■ Work to complete ■
Work through the data and report how many lines include the string "JSON", giving the number alone.

Collected data:

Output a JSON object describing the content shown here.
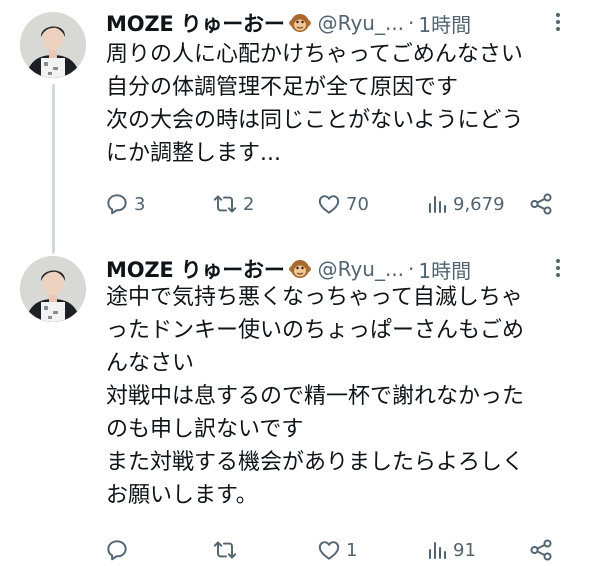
{
  "tweets": [
    {
      "author": {
        "name": "MOZE りゅーおー",
        "handle": "@Ryu_...",
        "badge_icon": "monkey-emoji-icon"
      },
      "separator": "·",
      "time": "1時間",
      "text_lines": [
        "周りの人に心配かけちゃってごめんなさい",
        "自分の体調管理不足が全て原因です",
        "次の大会の時は同じことがないようにどう",
        "にか調整します..."
      ],
      "actions": {
        "replies": "3",
        "retweets": "2",
        "likes": "70",
        "views": "9,679"
      }
    },
    {
      "author": {
        "name": "MOZE りゅーおー",
        "handle": "@Ryu_...",
        "badge_icon": "monkey-emoji-icon"
      },
      "separator": "·",
      "time": "1時間",
      "text_lines": [
        "途中で気持ち悪くなっちゃって自滅しちゃ",
        "ったドンキー使いのちょっぱーさんもごめ",
        "んなさい",
        "対戦中は息するので精一杯で謝れなかった",
        "のも申し訳ないです",
        "また対戦する機会がありましたらよろしく",
        "お願いします。"
      ],
      "actions": {
        "replies": "",
        "retweets": "",
        "likes": "1",
        "views": "91"
      }
    }
  ],
  "colors": {
    "text": "#0f1419",
    "secondary": "#536471",
    "thread_line": "#cfd9de"
  }
}
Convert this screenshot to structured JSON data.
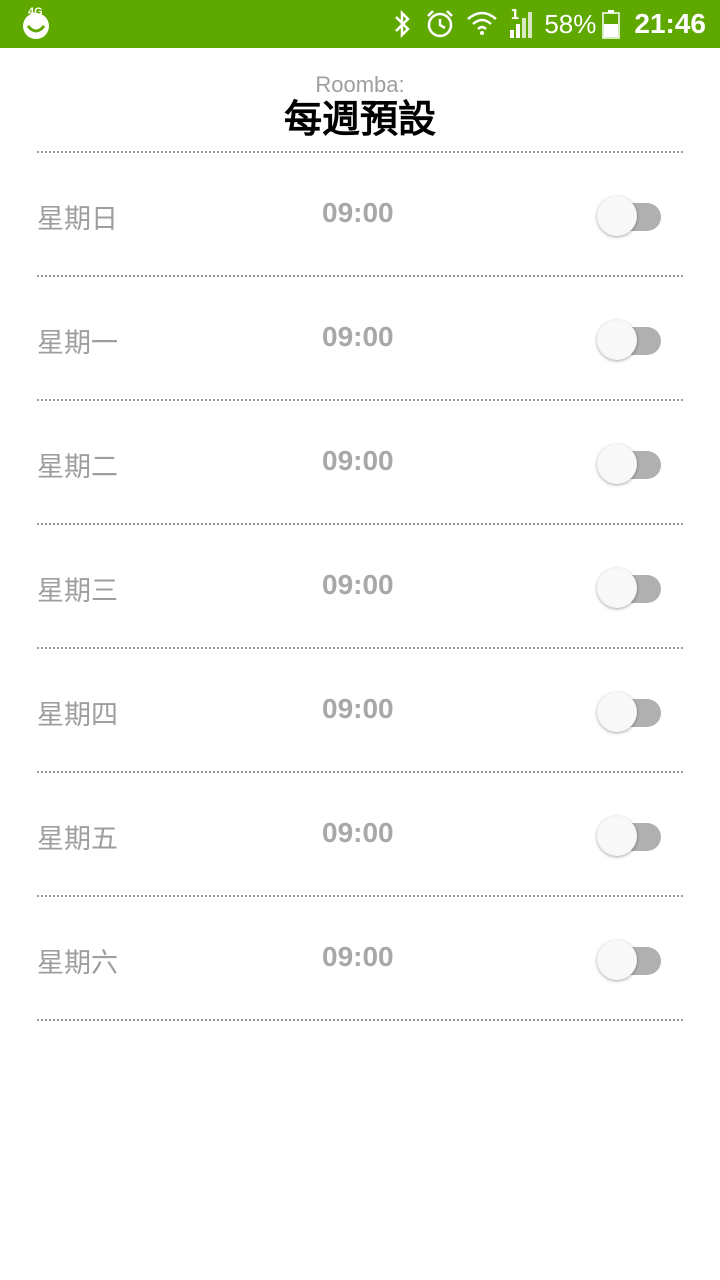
{
  "status_bar": {
    "carrier_label": "4G",
    "battery_pct": "58%",
    "time": "21:46",
    "signal_label": "1",
    "color": "#5fa800"
  },
  "header": {
    "subtitle": "Roomba:",
    "title": "每週預設"
  },
  "schedule": [
    {
      "day": "星期日",
      "time": "09:00",
      "enabled": false
    },
    {
      "day": "星期一",
      "time": "09:00",
      "enabled": false
    },
    {
      "day": "星期二",
      "time": "09:00",
      "enabled": false
    },
    {
      "day": "星期三",
      "time": "09:00",
      "enabled": false
    },
    {
      "day": "星期四",
      "time": "09:00",
      "enabled": false
    },
    {
      "day": "星期五",
      "time": "09:00",
      "enabled": false
    },
    {
      "day": "星期六",
      "time": "09:00",
      "enabled": false
    }
  ]
}
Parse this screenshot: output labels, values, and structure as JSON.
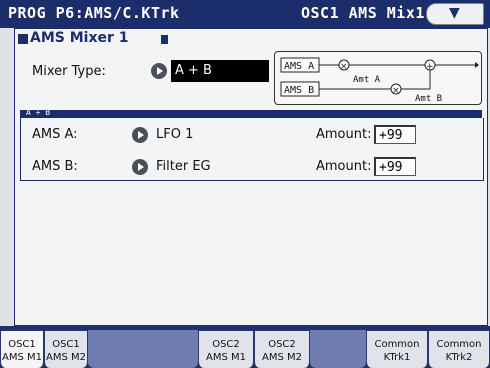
{
  "title_bar": {
    "left_text": "PROG P6:AMS/C.KTrk",
    "right_text": "OSC1 AMS Mix1",
    "menu_icon": "chevron-down-icon"
  },
  "section": {
    "title": "AMS Mixer 1"
  },
  "mixer_type": {
    "label": "Mixer Type:",
    "value": "A + B"
  },
  "diagram": {
    "ams_a": "AMS A",
    "ams_b": "AMS B",
    "amt_a": "Amt A",
    "amt_b": "Amt B"
  },
  "subsection": {
    "title": "A + B"
  },
  "ams_a": {
    "label": "AMS A:",
    "value": "LFO 1",
    "amount_label": "Amount:",
    "amount_value": "+99"
  },
  "ams_b": {
    "label": "AMS B:",
    "value": "Filter EG",
    "amount_label": "Amount:",
    "amount_value": "+99"
  },
  "tabs": [
    {
      "line1": "OSC1",
      "line2": "AMS M1"
    },
    {
      "line1": "OSC1",
      "line2": "AMS M2"
    },
    {
      "line1": "OSC2",
      "line2": "AMS M1"
    },
    {
      "line1": "OSC2",
      "line2": "AMS M2"
    },
    {
      "line1": "Common",
      "line2": "KTrk1"
    },
    {
      "line1": "Common",
      "line2": "KTrk2"
    }
  ],
  "colors": {
    "accent": "#1c2d6b",
    "panel": "#f3f4f6",
    "tab_bg": "#23306e"
  }
}
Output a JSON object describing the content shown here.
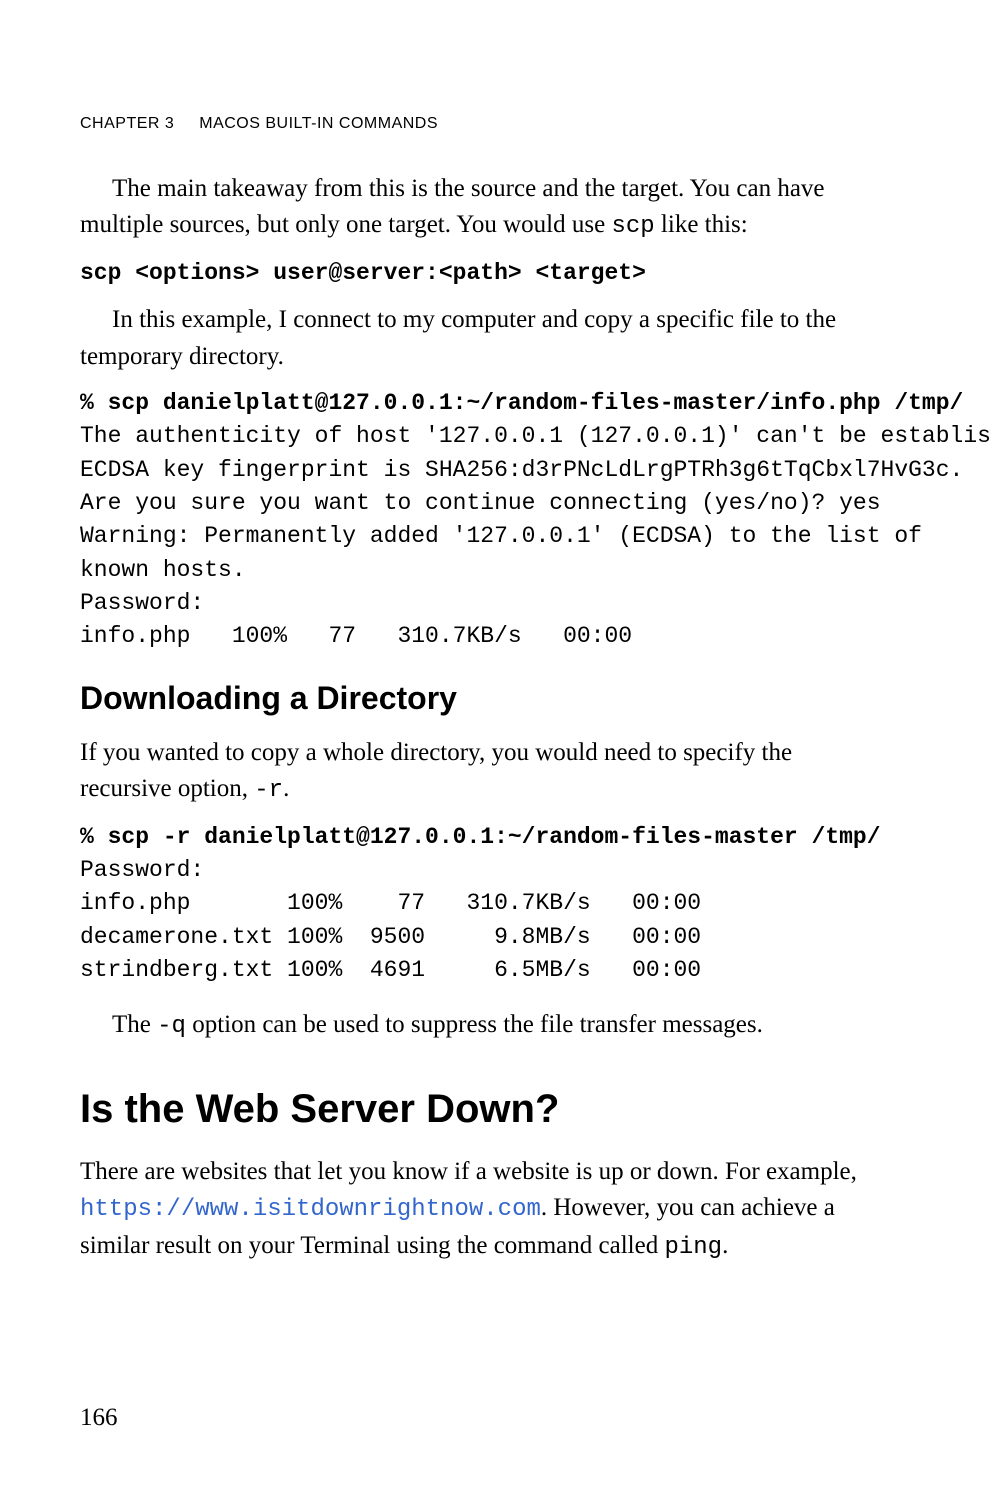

■ Task answer ■
4